Zimbabwe's government on Monday denied reports that it had signed an agreement allowing Iran to mine uranium, saying there was no certainty that the southern African state had commercial uranium reserves.
President Robert Mugabe told Iranian President Mahmoud Ahmadinejad in Harare last week that Zimbabwe backed Iran's controversial nuclear program and accused the West of seeking to punish the two countries for asserting their independence.
But Industry and Commerce Minister Welshman Ncube on Monday dismissed a report in Britain's Daily Telegraph claiming Harare had struck a deal allowing Tehran to mine untapped uranium reserves to secure raw material for its nuclear program.
Mugabe with Ahmadinejad in Zimbabwe last week (Photo: AFP)
The report said Zimbabwe would get oil for access to potential uranium deposits.
"It's not true. No such agreement was signed," said Ncube, a minister from a splinter faction of the Movement for Democratic Change in Zimbabwe's unity government.
"There is no certainty that Zimbabwe has uranium deposits. You first have to prove that there are uranium deposits and that has not been done," he told Reuters.

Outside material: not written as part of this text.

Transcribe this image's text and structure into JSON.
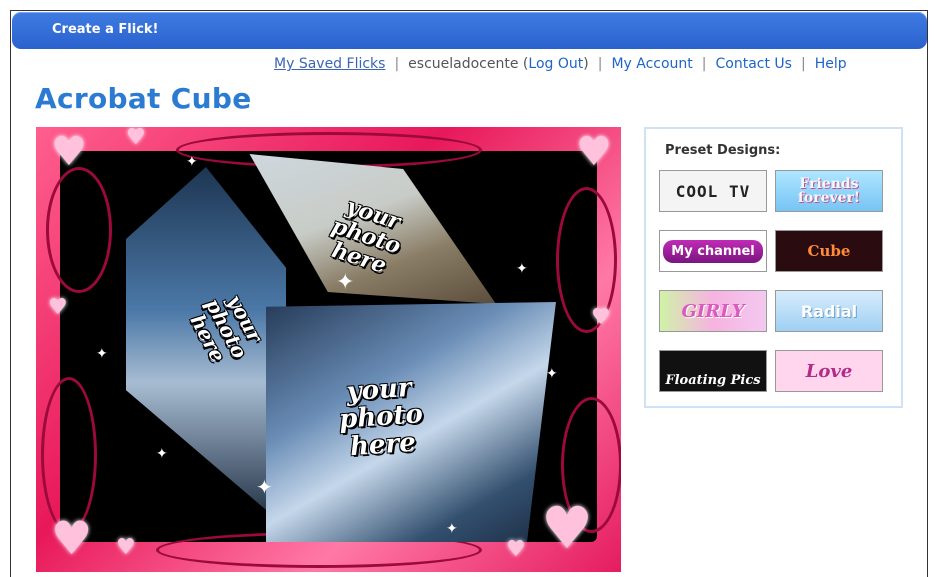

Ahmadinejad was in Zimbabwe last week for a two-day visit and there was no official indication of any link between his trip and Iran's nuclear program.
Mugabe has previously said the country holds uranium deposits which have yet to be exploited.
Iran faces a possible new round of United Nations sanctions over its refusal to halt uranium enrichment. The West accuses Tehran of trying to build nuclear weapons. Iran says it aims only to generate electricity.
Ncube said Zimbabwe and Iran had only signed general cooperation agreements in the fields of energy, science and technology and agriculture but officials from the two countries still had to meet to finalize details of any investment.
Asked whether Zimbabwe would in future consider jointly mining uranium with Iran, Ncube said: "There is no evidence that Zimbabwe has commercial deposits of uranium, so that question does not arise at all."